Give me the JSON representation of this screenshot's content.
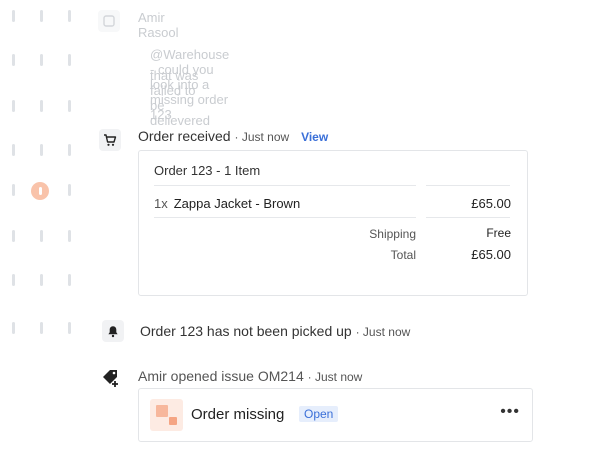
{
  "faded_comment": {
    "author_line": "Amir Rasool",
    "text_line1": "@Warehouse - could you look into a missing order 123",
    "text_line2": "that was failed to be delievered"
  },
  "events": {
    "order_received": {
      "title": "Order received",
      "meta": "· Just now",
      "link_label": "View",
      "icon": "cart-icon"
    },
    "not_picked_up": {
      "title": "Order 123 has not been picked up",
      "meta": "· Just now",
      "icon": "bell-icon"
    },
    "issue_opened": {
      "title": "Amir opened issue OM214",
      "meta": "· Just now",
      "icon": "tag-add-icon"
    }
  },
  "order_card": {
    "title": "Order 123 - 1 Item",
    "line_item": {
      "qty": "1x",
      "name": "Zappa Jacket - Brown",
      "price": "£65.00"
    },
    "shipping_label": "Shipping",
    "shipping_value": "Free",
    "total_label": "Total",
    "total_value": "£65.00"
  },
  "issue_card": {
    "title": "Order missing",
    "status": "Open",
    "more_label": "•••"
  },
  "colors": {
    "accent_link": "#3a6fd8",
    "status_pill_bg": "#e6eefc",
    "avatar": "#f9c3aa"
  }
}
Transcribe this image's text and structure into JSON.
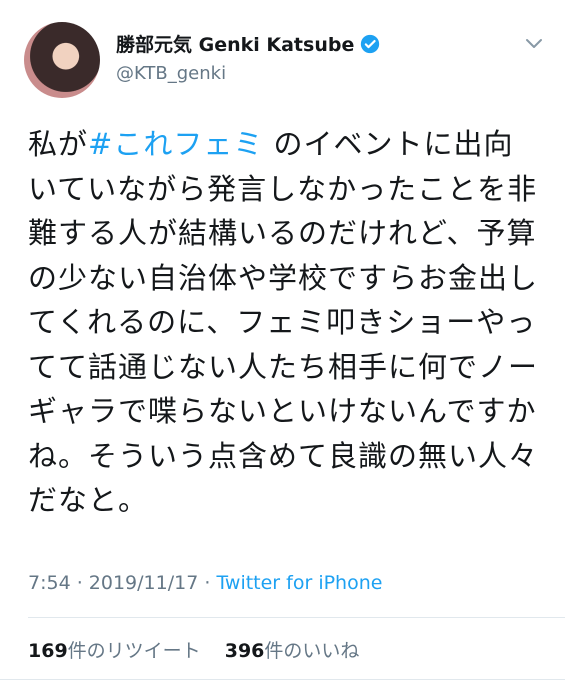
{
  "user": {
    "display_name": "勝部元気 Genki Katsube",
    "handle": "@KTB_genki",
    "verified": true
  },
  "tweet": {
    "text_before": "私が",
    "hashtag": "#これフェミ",
    "text_after": "のイベントに出向いていながら発言しなかったことを非難する人が結構いるのだけれど、予算の少ない自治体や学校ですらお金出してくれるのに、フェミ叩きショーやってて話通じない人たち相手に何でノーギャラで喋らないといけないんですかね。そういう点含めて良識の無い人々だなと。"
  },
  "meta": {
    "time": "7:54",
    "date": "2019/11/17",
    "separator": " · ",
    "source": "Twitter for iPhone"
  },
  "stats": {
    "retweets_count": "169",
    "retweets_label": "件のリツイート",
    "likes_count": "396",
    "likes_label": "件のいいね"
  },
  "colors": {
    "accent": "#1da1f2",
    "text": "#14171a",
    "muted": "#657786"
  },
  "icons": {
    "verified": "verified-badge-icon",
    "menu": "chevron-down-icon"
  }
}
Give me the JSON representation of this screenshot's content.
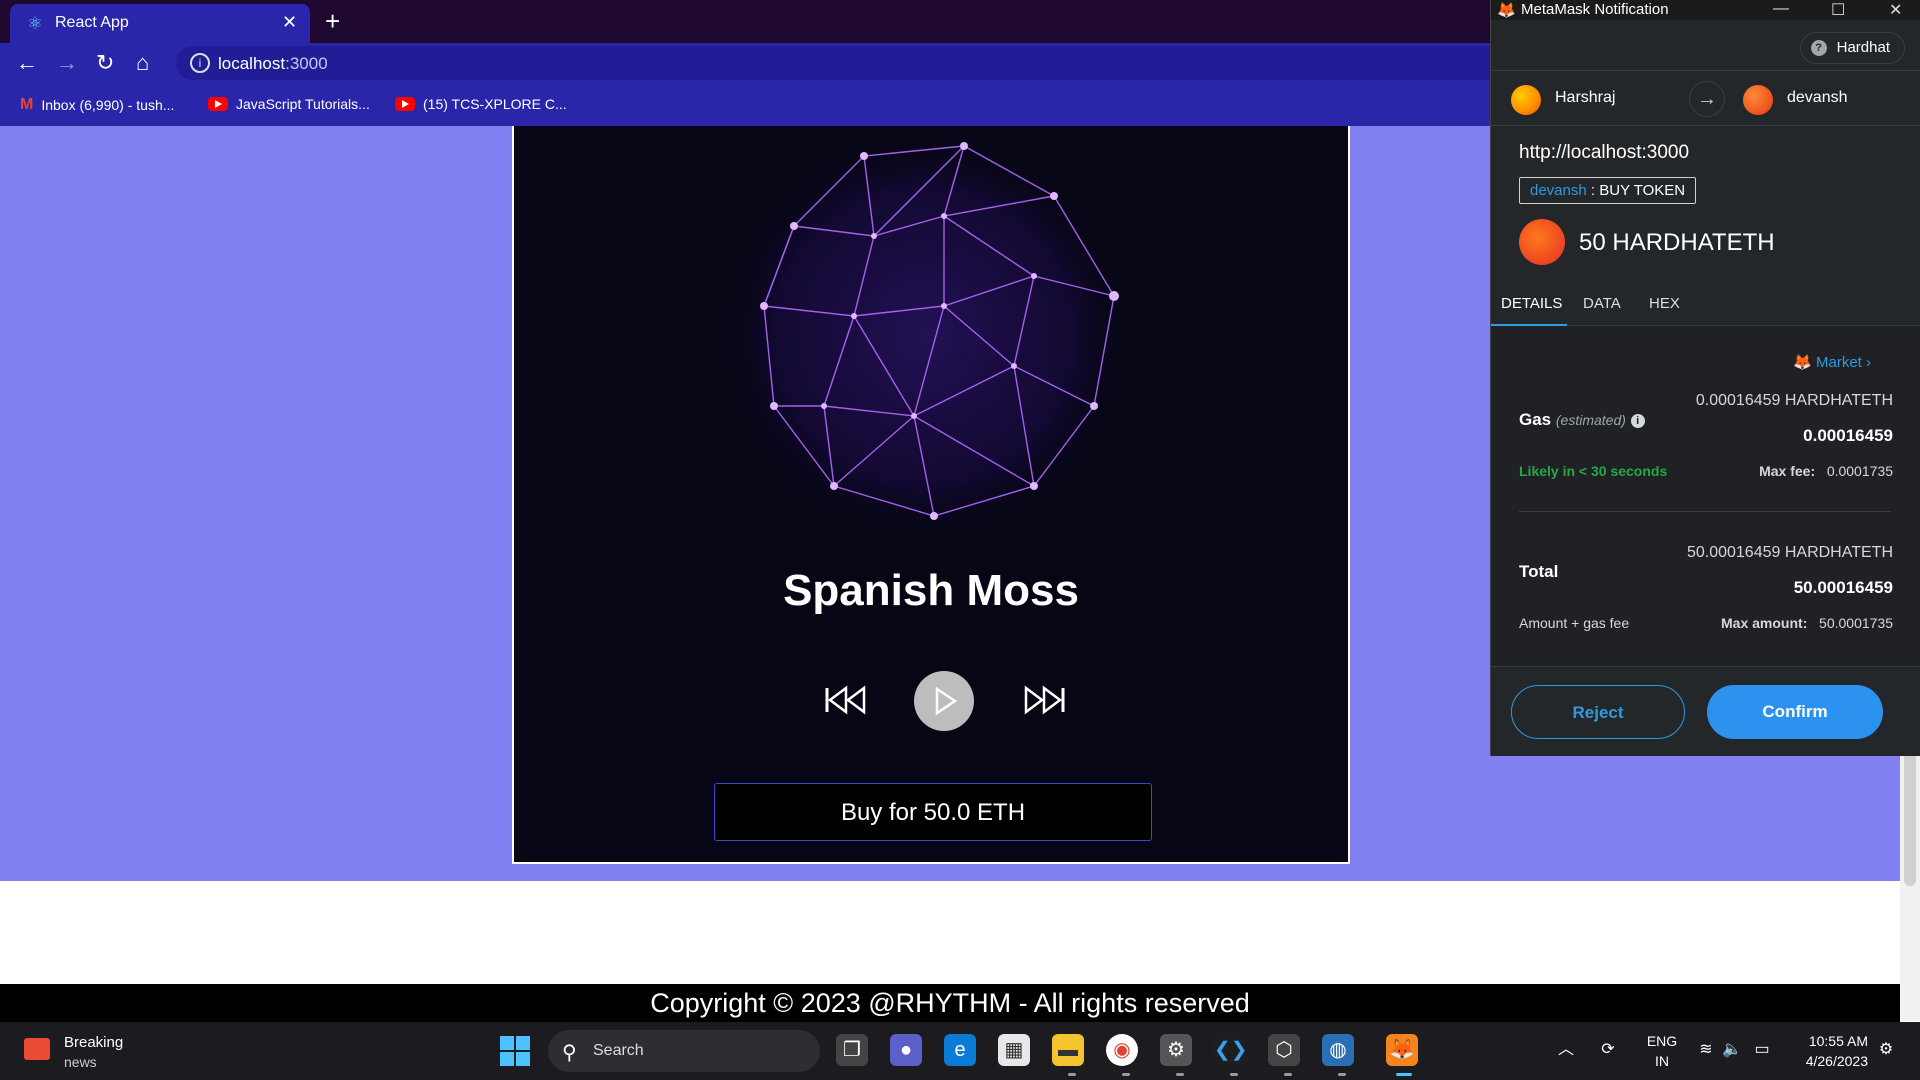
{
  "browser": {
    "tab_title": "React App",
    "url_host": "localhost",
    "url_port": ":3000",
    "bookmarks": [
      {
        "label": "Inbox (6,990) - tush..."
      },
      {
        "label": "JavaScript Tutorials..."
      },
      {
        "label": "(15) TCS-XPLORE C..."
      }
    ]
  },
  "player": {
    "song_title": "Spanish Moss",
    "buy_label": "Buy for 50.0 ETH"
  },
  "footer": {
    "copyright": "Copyright © 2023 @RHYTHM - All rights reserved"
  },
  "metamask": {
    "window_title": "MetaMask Notification",
    "network": "Hardhat",
    "from_account": "Harshraj",
    "to_account": "devansh",
    "origin": "http://localhost:3000",
    "method_account": "devansh",
    "method_separator": " : ",
    "method_name": "BUY TOKEN",
    "amount": "50 HARDHATETH",
    "tabs": [
      "DETAILS",
      "DATA",
      "HEX"
    ],
    "market_label": "Market",
    "gas_label": "Gas",
    "gas_estimated": "(estimated)",
    "gas_value_full": "0.00016459 HARDHATETH",
    "gas_value": "0.00016459",
    "likely": "Likely in < 30 seconds",
    "max_fee_label": "Max fee:",
    "max_fee_value": "0.0001735",
    "total_label": "Total",
    "total_value_full": "50.00016459 HARDHATETH",
    "total_value": "50.00016459",
    "amount_gas_label": "Amount + gas fee",
    "max_amount_label": "Max amount:",
    "max_amount_value": "50.0001735",
    "reject_label": "Reject",
    "confirm_label": "Confirm"
  },
  "taskbar": {
    "news_line1": "Breaking",
    "news_line2": "news",
    "search_label": "Search",
    "lang_line1": "ENG",
    "lang_line2": "IN",
    "time": "10:55 AM",
    "date": "4/26/2023"
  },
  "colors": {
    "page_background": "#8080f0",
    "browser_frame": "#2a26a9",
    "metamask_accent": "#2f9ae0",
    "likely_green": "#28a745"
  }
}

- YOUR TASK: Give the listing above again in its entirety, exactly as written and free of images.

- SOLVED PROBLEM:
Give me the JSON representation of this screenshot's content.
{
  "faded_comment": {
    "author_line": "Amir Rasool",
    "text_line1": "@Warehouse - could you look into a missing order 123",
    "text_line2": "that was failed to be delievered"
  },
  "events": {
    "order_received": {
      "title": "Order received",
      "meta": "· Just now",
      "link_label": "View",
      "icon": "cart-icon"
    },
    "not_picked_up": {
      "title": "Order 123 has not been picked up",
      "meta": "· Just now",
      "icon": "bell-icon"
    },
    "issue_opened": {
      "title": "Amir opened issue OM214",
      "meta": "· Just now",
      "icon": "tag-add-icon"
    }
  },
  "order_card": {
    "title": "Order 123 - 1 Item",
    "line_item": {
      "qty": "1x",
      "name": "Zappa Jacket - Brown",
      "price": "£65.00"
    },
    "shipping_label": "Shipping",
    "shipping_value": "Free",
    "total_label": "Total",
    "total_value": "£65.00"
  },
  "issue_card": {
    "title": "Order missing",
    "status": "Open",
    "more_label": "•••"
  },
  "colors": {
    "accent_link": "#3a6fd8",
    "status_pill_bg": "#e6eefc",
    "avatar": "#f9c3aa"
  }
}
Transcribe this image's text and structure into JSON.
{
  "user": {
    "display_name": "勝部元気 Genki Katsube",
    "handle": "@KTB_genki",
    "verified": true
  },
  "tweet": {
    "text_before": "私が",
    "hashtag": "#これフェミ",
    "text_after": "のイベントに出向いていながら発言しなかったことを非難する人が結構いるのだけれど、予算の少ない自治体や学校ですらお金出してくれるのに、フェミ叩きショーやってて話通じない人たち相手に何でノーギャラで喋らないといけないんですかね。そういう点含めて良識の無い人々だなと。"
  },
  "meta": {
    "time": "7:54",
    "date": "2019/11/17",
    "separator": " · ",
    "source": "Twitter for iPhone"
  },
  "stats": {
    "retweets_count": "169",
    "retweets_label": "件のリツイート",
    "likes_count": "396",
    "likes_label": "件のいいね"
  },
  "colors": {
    "accent": "#1da1f2",
    "text": "#14171a",
    "muted": "#657786"
  },
  "icons": {
    "verified": "verified-badge-icon",
    "menu": "chevron-down-icon"
  }
}
Give me the JSON representation of this screenshot's content.
{
  "browser": {
    "tab_title": "React App",
    "url_host": "localhost",
    "url_port": ":3000",
    "bookmarks": [
      {
        "label": "Inbox (6,990) - tush..."
      },
      {
        "label": "JavaScript Tutorials..."
      },
      {
        "label": "(15) TCS-XPLORE C..."
      }
    ]
  },
  "player": {
    "song_title": "Spanish Moss",
    "buy_label": "Buy for 50.0 ETH"
  },
  "footer": {
    "copyright": "Copyright © 2023 @RHYTHM - All rights reserved"
  },
  "metamask": {
    "window_title": "MetaMask Notification",
    "network": "Hardhat",
    "from_account": "Harshraj",
    "to_account": "devansh",
    "origin": "http://localhost:3000",
    "method_account": "devansh",
    "method_separator": " : ",
    "method_name": "BUY TOKEN",
    "amount": "50 HARDHATETH",
    "tabs": [
      "DETAILS",
      "DATA",
      "HEX"
    ],
    "market_label": "Market",
    "gas_label": "Gas",
    "gas_estimated": "(estimated)",
    "gas_value_full": "0.00016459 HARDHATETH",
    "gas_value": "0.00016459",
    "likely": "Likely in < 30 seconds",
    "max_fee_label": "Max fee:",
    "max_fee_value": "0.0001735",
    "total_label": "Total",
    "total_value_full": "50.00016459 HARDHATETH",
    "total_value": "50.00016459",
    "amount_gas_label": "Amount + gas fee",
    "max_amount_label": "Max amount:",
    "max_amount_value": "50.0001735",
    "reject_label": "Reject",
    "confirm_label": "Confirm"
  },
  "taskbar": {
    "news_line1": "Breaking",
    "news_line2": "news",
    "search_label": "Search",
    "lang_line1": "ENG",
    "lang_line2": "IN",
    "time": "10:55 AM",
    "date": "4/26/2023"
  },
  "colors": {
    "page_background": "#8080f0",
    "browser_frame": "#2a26a9",
    "metamask_accent": "#2f9ae0",
    "likely_green": "#28a745"
  }
}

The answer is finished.